→ Instructions for the task: When you retype the listing, keep every word exactly as it appears.

Top of Input for this task

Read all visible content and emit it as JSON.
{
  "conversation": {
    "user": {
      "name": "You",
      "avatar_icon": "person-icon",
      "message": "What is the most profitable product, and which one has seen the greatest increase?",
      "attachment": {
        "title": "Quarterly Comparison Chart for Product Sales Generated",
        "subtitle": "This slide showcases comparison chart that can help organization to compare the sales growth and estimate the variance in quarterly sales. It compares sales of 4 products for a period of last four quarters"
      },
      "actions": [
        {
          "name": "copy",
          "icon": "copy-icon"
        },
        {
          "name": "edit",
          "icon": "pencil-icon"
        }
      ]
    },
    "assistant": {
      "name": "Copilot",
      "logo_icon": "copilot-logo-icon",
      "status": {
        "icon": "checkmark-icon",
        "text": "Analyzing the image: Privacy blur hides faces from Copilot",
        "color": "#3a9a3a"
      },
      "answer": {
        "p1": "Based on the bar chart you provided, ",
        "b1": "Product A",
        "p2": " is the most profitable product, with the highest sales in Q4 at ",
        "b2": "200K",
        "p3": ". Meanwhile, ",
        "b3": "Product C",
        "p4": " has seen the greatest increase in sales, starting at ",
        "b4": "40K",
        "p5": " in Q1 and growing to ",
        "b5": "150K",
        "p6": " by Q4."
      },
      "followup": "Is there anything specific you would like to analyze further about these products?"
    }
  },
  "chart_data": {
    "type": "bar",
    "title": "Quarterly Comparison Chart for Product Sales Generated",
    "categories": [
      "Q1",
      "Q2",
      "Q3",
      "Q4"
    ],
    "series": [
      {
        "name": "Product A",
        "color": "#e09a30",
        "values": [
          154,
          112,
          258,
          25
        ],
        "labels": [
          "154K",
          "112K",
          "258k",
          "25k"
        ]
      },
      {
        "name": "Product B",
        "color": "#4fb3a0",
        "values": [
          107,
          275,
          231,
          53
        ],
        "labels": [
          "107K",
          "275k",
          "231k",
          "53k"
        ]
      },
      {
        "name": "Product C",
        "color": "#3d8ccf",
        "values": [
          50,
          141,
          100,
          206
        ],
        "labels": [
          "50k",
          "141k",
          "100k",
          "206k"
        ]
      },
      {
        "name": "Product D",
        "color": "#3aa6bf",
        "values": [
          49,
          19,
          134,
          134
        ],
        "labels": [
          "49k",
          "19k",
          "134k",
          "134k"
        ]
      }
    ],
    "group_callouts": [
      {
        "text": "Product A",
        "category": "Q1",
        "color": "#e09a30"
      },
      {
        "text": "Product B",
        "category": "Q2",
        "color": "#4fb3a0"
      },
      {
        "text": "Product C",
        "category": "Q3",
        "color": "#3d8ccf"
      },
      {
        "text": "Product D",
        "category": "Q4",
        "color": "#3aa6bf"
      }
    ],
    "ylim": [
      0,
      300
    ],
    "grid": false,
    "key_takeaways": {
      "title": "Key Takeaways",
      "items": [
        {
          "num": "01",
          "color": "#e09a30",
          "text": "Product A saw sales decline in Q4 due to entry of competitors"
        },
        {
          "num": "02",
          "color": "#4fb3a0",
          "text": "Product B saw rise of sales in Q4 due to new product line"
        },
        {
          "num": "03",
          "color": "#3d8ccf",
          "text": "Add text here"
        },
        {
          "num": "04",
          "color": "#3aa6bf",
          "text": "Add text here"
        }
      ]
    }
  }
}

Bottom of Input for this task

→ Solution to the problem:
Read all visible content and emit it as JSON.
{
  "conversation": {
    "user": {
      "name": "You",
      "avatar_icon": "person-icon",
      "message": "What is the most profitable product, and which one has seen the greatest increase?",
      "attachment": {
        "title": "Quarterly Comparison Chart for Product Sales Generated",
        "subtitle": "This slide showcases comparison chart that can help organization to compare the sales growth and estimate the variance in quarterly sales. It compares sales of 4 products for a period of last four quarters"
      },
      "actions": [
        {
          "name": "copy",
          "icon": "copy-icon"
        },
        {
          "name": "edit",
          "icon": "pencil-icon"
        }
      ]
    },
    "assistant": {
      "name": "Copilot",
      "logo_icon": "copilot-logo-icon",
      "status": {
        "icon": "checkmark-icon",
        "text": "Analyzing the image: Privacy blur hides faces from Copilot",
        "color": "#3a9a3a"
      },
      "answer": {
        "p1": "Based on the bar chart you provided, ",
        "b1": "Product A",
        "p2": " is the most profitable product, with the highest sales in Q4 at ",
        "b2": "200K",
        "p3": ". Meanwhile, ",
        "b3": "Product C",
        "p4": " has seen the greatest increase in sales, starting at ",
        "b4": "40K",
        "p5": " in Q1 and growing to ",
        "b5": "150K",
        "p6": " by Q4."
      },
      "followup": "Is there anything specific you would like to analyze further about these products?"
    }
  },
  "chart_data": {
    "type": "bar",
    "title": "Quarterly Comparison Chart for Product Sales Generated",
    "categories": [
      "Q1",
      "Q2",
      "Q3",
      "Q4"
    ],
    "series": [
      {
        "name": "Product A",
        "color": "#e09a30",
        "values": [
          154,
          112,
          258,
          25
        ],
        "labels": [
          "154K",
          "112K",
          "258k",
          "25k"
        ]
      },
      {
        "name": "Product B",
        "color": "#4fb3a0",
        "values": [
          107,
          275,
          231,
          53
        ],
        "labels": [
          "107K",
          "275k",
          "231k",
          "53k"
        ]
      },
      {
        "name": "Product C",
        "color": "#3d8ccf",
        "values": [
          50,
          141,
          100,
          206
        ],
        "labels": [
          "50k",
          "141k",
          "100k",
          "206k"
        ]
      },
      {
        "name": "Product D",
        "color": "#3aa6bf",
        "values": [
          49,
          19,
          134,
          134
        ],
        "labels": [
          "49k",
          "19k",
          "134k",
          "134k"
        ]
      }
    ],
    "group_callouts": [
      {
        "text": "Product A",
        "category": "Q1",
        "color": "#e09a30"
      },
      {
        "text": "Product B",
        "category": "Q2",
        "color": "#4fb3a0"
      },
      {
        "text": "Product C",
        "category": "Q3",
        "color": "#3d8ccf"
      },
      {
        "text": "Product D",
        "category": "Q4",
        "color": "#3aa6bf"
      }
    ],
    "ylim": [
      0,
      300
    ],
    "grid": false,
    "key_takeaways": {
      "title": "Key Takeaways",
      "items": [
        {
          "num": "01",
          "color": "#e09a30",
          "text": "Product A saw sales decline in Q4 due to entry of competitors"
        },
        {
          "num": "02",
          "color": "#4fb3a0",
          "text": "Product B saw rise of sales in Q4 due to new product line"
        },
        {
          "num": "03",
          "color": "#3d8ccf",
          "text": "Add text here"
        },
        {
          "num": "04",
          "color": "#3aa6bf",
          "text": "Add text here"
        }
      ]
    }
  }
}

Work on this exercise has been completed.